Boston Celtics

Former Celtic Allred pens book about playing overseas


Former Celtic Allred pens book about playing overseas

By Jessica Camerato Follow @JCameratoNBA
Back in 2007, Lance Allred was a member of the Boston Celtics Summer League Team that included Rajon Rondo, Glen Davis, Gerald Green, Leon Powe, Allan Ray, and Brandon Wallace. (And who can forget about Andreas Glyniadakis. Now does it sound familiar?)

Allred averaged just over four points and three rebounds a game for the Cs before continuing his journey throughout basketball, which has taken him to the NBA, D-League, and Europe.

So why is his name being mentioned now?

The 30-year-old big man, who already published the memoir Longshot: The Adventures of a Deaf Fundamentalist Mormon Kid and His Journey to the NBA, recently wrote a second book, Basketball Gods: The Transformation of the Enlightened Jock.

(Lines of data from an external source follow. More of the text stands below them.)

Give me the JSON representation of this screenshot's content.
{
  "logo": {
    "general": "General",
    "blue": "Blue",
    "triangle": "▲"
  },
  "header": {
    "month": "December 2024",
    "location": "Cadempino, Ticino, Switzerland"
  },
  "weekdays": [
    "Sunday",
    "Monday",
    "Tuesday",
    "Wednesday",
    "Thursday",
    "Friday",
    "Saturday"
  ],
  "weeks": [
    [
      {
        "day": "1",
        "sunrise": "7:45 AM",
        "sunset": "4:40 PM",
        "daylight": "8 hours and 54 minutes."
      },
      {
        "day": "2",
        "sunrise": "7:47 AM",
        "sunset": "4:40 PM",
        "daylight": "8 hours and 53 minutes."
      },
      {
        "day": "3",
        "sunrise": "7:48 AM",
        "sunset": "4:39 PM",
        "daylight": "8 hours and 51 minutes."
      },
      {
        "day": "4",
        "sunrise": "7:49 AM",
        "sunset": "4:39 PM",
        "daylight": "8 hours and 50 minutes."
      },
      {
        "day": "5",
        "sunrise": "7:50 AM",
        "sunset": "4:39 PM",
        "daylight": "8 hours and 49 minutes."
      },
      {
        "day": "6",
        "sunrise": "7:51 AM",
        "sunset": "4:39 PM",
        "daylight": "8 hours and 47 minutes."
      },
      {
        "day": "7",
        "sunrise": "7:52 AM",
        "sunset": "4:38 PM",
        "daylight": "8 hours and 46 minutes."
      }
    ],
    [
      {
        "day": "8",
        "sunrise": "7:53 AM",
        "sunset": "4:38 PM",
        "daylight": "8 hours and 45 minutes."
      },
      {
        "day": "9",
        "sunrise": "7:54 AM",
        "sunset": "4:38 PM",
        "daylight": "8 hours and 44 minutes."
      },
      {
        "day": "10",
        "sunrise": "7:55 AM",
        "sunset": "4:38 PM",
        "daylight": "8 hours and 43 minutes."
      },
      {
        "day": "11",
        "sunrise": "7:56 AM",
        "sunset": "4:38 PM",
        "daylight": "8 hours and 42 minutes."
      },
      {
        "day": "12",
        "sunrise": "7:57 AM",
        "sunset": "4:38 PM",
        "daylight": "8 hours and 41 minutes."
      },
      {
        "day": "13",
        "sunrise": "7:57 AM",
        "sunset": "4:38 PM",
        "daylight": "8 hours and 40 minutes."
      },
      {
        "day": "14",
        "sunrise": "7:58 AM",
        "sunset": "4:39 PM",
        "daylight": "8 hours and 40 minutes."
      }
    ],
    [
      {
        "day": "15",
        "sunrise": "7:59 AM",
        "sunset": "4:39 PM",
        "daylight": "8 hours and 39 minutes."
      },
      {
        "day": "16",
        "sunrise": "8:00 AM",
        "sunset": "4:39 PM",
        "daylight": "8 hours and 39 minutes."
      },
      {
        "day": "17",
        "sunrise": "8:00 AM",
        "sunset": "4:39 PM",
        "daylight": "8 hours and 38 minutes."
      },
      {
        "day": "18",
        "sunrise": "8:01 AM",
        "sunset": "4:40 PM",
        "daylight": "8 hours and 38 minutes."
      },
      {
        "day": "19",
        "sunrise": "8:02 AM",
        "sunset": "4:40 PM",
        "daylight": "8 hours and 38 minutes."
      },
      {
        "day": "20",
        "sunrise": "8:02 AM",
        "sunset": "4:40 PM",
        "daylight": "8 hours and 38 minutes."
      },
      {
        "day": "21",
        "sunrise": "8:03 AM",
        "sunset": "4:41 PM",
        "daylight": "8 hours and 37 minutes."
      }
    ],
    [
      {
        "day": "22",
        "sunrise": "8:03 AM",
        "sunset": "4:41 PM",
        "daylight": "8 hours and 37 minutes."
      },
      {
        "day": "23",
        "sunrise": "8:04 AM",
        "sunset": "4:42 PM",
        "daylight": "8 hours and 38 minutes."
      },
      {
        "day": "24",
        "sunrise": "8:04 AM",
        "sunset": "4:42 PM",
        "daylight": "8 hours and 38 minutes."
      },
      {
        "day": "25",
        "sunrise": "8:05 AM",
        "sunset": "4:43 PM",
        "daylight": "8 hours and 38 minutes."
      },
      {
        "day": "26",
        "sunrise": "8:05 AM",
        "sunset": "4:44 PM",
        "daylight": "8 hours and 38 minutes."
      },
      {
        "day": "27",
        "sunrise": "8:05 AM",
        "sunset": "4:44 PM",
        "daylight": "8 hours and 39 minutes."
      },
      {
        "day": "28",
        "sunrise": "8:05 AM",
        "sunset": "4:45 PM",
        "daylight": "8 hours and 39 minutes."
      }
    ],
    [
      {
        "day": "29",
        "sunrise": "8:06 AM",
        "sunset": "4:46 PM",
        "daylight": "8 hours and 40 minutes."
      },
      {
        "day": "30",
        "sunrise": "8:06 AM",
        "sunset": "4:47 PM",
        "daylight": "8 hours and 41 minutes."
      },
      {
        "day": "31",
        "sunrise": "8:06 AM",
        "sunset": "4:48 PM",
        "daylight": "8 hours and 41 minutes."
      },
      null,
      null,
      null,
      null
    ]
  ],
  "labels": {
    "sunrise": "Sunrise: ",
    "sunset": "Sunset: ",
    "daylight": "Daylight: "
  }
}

Even though Allred has played in a total of only three NBA games (Cleveland Cavaliers, 2008 season), he has been through the same situation many current players are facing during the lockout the option of going overseas.

Allred talked to about his book, which touches upon several critical issues to consider about playing outside of the NBA as more and more buzz surrounding international signings emerges during this period. So let our readers in on this: How big is the gap between the teams you played for outside the top 15 or so European clubs and the very best clubs over there?

Allred: Its definitely a lot nicer with those clubs. Id say there are a dozen clubs and just a dozen that give you really good living conditions. Editor's note: Even playing on those teams involves long bus rides and other non-glamorous, day-to-day stuff. But those clubs still are very much a part of your daily life outside of basketball. In the NBA, you show up to work and get your job done, and they dont ask about your personal life. In Europe, theyll tell you where to be, and if you leave your apartment, they know. Its like you're on lockdown.

--- Your contract with that team was for 160,000. Did you ever see any of that money?

Allred: No. You went from there to another Italian team, and then to a Ukranian team. Youve played in the NBA and in the D-League. After taxes, how much money have you actually made playing basketball?

Allred: About 120,000. Thats over five years, so youre talking less than 30,000 per year. Its not nearly as lucrative for someone like me as people imagine.

Former Celtics center Nenad Krstic was one of the first players to leave the NBA this summer, signing a multi-year deal with CSKA Moscow. Since then several others have been linked to international teams, including Deron Williams and Sasha Vujacic, both of whom have joined clubs in Turkey.

Jessica Camerato is on Twitter at!JCameratoNBA.

NBA adds 'Harden Rule' and 'Zaza Rule' for players' safety


NBA adds 'Harden Rule' and 'Zaza Rule' for players' safety

NEW YORK - NBA referees will be able to call flagrant or technical fouls on defenders who dangerously close on jump shooters without allowing them space to land, as Zaza Pachulia did on the play that injured Spurs star Kawhi Leonard in last season's playoffs.

Officials will also make sure jump shooters are in their upward shooting motion when determining if a perimeter foul is worthy of free throws, which could cut down on James Harden's attempts after he swings his arms into contact.

The new rules interpretations are being unofficially called the "Harden Rule" and the "Zaza Rule". The Washington Wizards accused the Celtics' Al Horford of a dangerous closeout on Markieff Morris that injured Morris and knocked him out of Game 1 of their playoff series two weeks before the Pachulia-Leonard play.

Leonard sprained his ankle when Pachulia slid his foot under Leonard's in Game 1 of Golden State's victory in the Western Conference finals. After calling a foul, officials will now be able to look at a replay to determine if the defender recklessly positioned his foot in an unnatural way, which could trigger an upgrade to a flagrant, or a technical if there was no contact but an apparent attempt to injure.

"It's 100 percent for the safety of the players," NBA senior vice president of replay and referee operations Joe Borgia said Thursday.

The NBA had made the freedom to land a point of emphasis for officials a few years ago, because of the risk of injuries. 

Officials can still rule the play a common foul if they did not see a dangerous or unnatural attempt by the defender upon review. Borgia said Pachulia's foul would have been deemed a flagrant.

With the fouls on the perimeter shots - often coming when the offensive player has come off a screen and quickly attempts to launch a shot as his defender tries to catch up - officials will focus on the sequencing of the play. The player with the ball must already be in his shooting motion when contact is made, rather than gathering the ball to shoot such as on a drive to the basket.

"We saw it as a major trend in the NBA so we had to almost back up and say, `Well, wait a minute, this is going to be a trend, so let's catch up to it,"' NBA president of league operations Byron Spruell said.